• [WHAT THIS TASK INVOLVES]
The answer must be every line from the entries below that contains "expected".

• [EXCERPTED DATA]
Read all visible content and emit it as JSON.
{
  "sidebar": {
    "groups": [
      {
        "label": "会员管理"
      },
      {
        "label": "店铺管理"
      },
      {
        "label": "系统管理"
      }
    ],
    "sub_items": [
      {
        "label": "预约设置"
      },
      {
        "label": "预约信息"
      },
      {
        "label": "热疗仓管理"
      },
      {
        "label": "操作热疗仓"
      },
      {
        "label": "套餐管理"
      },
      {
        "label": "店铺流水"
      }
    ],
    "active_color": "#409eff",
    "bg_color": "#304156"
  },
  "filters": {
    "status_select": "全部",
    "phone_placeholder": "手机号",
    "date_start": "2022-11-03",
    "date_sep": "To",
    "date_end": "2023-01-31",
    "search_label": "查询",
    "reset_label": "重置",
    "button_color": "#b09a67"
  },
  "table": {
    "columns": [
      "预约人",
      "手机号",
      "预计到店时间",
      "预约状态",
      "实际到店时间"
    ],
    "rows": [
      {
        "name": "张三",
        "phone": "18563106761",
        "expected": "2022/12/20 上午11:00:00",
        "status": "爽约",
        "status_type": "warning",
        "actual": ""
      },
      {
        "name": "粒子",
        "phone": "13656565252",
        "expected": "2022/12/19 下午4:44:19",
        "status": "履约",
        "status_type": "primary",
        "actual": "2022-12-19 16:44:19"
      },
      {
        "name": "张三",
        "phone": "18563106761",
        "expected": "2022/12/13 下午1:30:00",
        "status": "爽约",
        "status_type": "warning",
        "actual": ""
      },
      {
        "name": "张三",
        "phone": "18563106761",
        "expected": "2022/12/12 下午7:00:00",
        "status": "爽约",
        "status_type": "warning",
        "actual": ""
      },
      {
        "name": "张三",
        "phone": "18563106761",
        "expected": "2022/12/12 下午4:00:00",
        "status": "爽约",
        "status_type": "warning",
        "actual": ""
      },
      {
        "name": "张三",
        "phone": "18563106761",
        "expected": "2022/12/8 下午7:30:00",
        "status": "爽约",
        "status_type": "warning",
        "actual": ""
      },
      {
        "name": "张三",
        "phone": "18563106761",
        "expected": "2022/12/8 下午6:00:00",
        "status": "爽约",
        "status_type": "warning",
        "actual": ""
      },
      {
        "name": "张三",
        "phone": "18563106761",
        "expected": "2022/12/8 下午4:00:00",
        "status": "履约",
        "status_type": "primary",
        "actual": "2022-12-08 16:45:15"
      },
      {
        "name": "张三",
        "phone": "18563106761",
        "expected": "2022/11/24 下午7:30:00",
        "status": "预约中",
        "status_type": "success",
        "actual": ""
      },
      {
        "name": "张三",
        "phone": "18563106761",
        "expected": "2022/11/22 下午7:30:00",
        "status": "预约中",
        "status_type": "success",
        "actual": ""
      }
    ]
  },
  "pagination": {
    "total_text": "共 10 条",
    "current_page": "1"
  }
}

• [WORKED SOLUTION]
        "expected": "2022/12/20 上午11:00:00",
        "expected": "2022/12/19 下午4:44:19",
        "expected": "2022/12/13 下午1:30:00",
        "expected": "2022/12/12 下午7:00:00",
        "expected": "2022/12/12 下午4:00:00",
        "expected": "2022/12/8 下午7:30:00",
        "expected": "2022/12/8 下午6:00:00",
        "expected": "2022/12/8 下午4:00:00",
        "expected": "2022/11/24 下午7:30:00",
        "expected": "2022/11/22 下午7:30:00",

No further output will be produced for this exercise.